Now he’s downright giddy about his upcoming journey in 2019.
Woods’ return to relevancy inside the ropes was not only the game’s biggest storyline in 2018 but it was a sports comeback that rests firmly on the first page of history’s leaderboard. Rising from the depths of mental anguish and doubt, spiritual loss and addiction to prescription medication that hit rock bottom when he was arrested for suspicion of DUI, and physical misery where every step could lead to a jolt of pain shooting up his back or down his leg, Woods again strutted on the PGA Tour.
Tackling his return step by step following spinal fusion surgery, which he called a “last-ditch effort” to regain his way of life, then week by week, tournament by tournament — he regularly called it “a process” as he made changes on the fly to his swing and equipment — Woods’ revival in the game was a good walk unspoiled.
In 12 months he shot up from 1,199th in the world rankings to No. 13. He finished second in the FedExCup and threatened to win his first major in 10 years in the last two majors conducted; a sixth-place tie in the British Open, where he took the lead to the back nine, and a runner-up finish in the PGA Championship.
He had five other top-6 finishes in 18 starts, highlighted by his season-ending victory in the Tour Championship, his 80th Tour title and first since 2013.
Woods said his stroll down the 18th fairway at East Lake Golf Club, a short journey to the green he took just a few steps in front of thousands of fans roaring their approval just behind him, was one of the “most special moments I’ve had as a player in my entire career.”
“The atmosphere has been so different. It’s been so appreciative and electric. I have felt that,” said Woods, who called himself a walking miracle. “I was in bad shape for a couple years, and my back wasn’t very good, and my life was tough to deal with, with the nerve pain. “It’s been truly a blessing.” While Woods knows Father Time is undefeated — he turns 43 Sunday — he has been blessed with a second chance and will march on in 2019, confident he can win again. He has begun his offseason prep work, both in the weight room and on the golf course. Expect his first event to be the Farmers Insurance Open at Torrey Pines in San Diego, which he has won a record seven times and where he captured his 14th and most recent major title, the 2008 U.S. Open, on the same seaside grounds.

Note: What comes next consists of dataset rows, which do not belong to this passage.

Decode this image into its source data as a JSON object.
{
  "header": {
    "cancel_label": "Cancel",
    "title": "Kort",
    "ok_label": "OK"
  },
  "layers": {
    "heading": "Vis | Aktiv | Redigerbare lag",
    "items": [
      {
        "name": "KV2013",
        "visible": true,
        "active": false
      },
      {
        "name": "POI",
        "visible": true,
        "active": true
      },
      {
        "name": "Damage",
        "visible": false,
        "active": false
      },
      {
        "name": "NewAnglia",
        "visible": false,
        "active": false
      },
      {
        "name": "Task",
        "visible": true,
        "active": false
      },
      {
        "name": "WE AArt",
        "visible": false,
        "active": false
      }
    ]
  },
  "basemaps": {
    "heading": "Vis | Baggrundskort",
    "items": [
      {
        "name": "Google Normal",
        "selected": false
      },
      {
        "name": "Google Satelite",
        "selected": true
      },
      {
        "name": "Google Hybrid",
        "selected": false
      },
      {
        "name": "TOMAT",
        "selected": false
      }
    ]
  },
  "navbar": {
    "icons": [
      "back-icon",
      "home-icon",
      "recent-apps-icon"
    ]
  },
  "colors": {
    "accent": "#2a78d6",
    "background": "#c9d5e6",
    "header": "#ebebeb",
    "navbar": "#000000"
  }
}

Also expect to see him play his favorite stops: the Genesis Open, Arnold Palmer Invitational, The Players Championship, the Memorial. And the sites of three of the four majors could prove fruitful again as Woods tries to hunt down Jack Nicklaus’ record of 18 major championship titles. Augusta National is home to the Masters, which Woods has won four times, most recently in 2005; the PGA Championship is at Bethpage Black, where he won the 2002 U.S. Open; and the U.S. Open is at Pebble Beach, where he won the 2000 U.S. Open by 15 shots.
His peers again expect a challenge on their hands no matter where Woods plays. Bryson DeChambeau, the only player to win four PGA Tour titles in 2018, expects more of Woods’ “greatness to come forth.” Reigning Masters champion Patrick Reed said Woods “isn’t done winning.” Rickie Fowler said the red shirt “means something again on Sundays.”
Also take note of what Nicklaus said of Woods two weeks ago. “I think his swing is much better now than it ever was,” Nicklaus told Golfweek. “The reason for that is Tiger was very much up and down with his head, and I think that put a lot of pressure on his back. The fusion that he had, obviously was something he didn’t want but it was something he needed.
“I didn’t think he would ever play golf as well as he’s playing. I never dreamed that he would play quite as well as he has, and that the operation actually leveled out his head and leveled out his swing.”
The new year isn’t void of compelling narratives. Can Brooks Koepka become the second player to win the U.S. Open three consecutive times? Will Jordan Spieth and Hideki Matsuyama regain their best form after winless seasons? Can Justin Rose become the first to win the FedExCup in back-to-back years? After players played musical chairs with the top perch in the world golf rankings in 2018, who ends the year No. 1? Then there is Tiger.
“I understand what my body can and can’t do,” he said. “I have a better understanding of how to train, and my swing has evolved throughout the year as well as my equipment. So everything has gotten better throughout the year, and towards the end of the season I started playing some of my best golf.
“The expectations are much different. Now I know I can do it. Now it’s just about managing and making sure I’m fresh for events because I know I can win tournaments again.”
The crowd follows Tiger Woods in the Tour Championship Sept. 23. Woods won by two shots for his first victory in five years.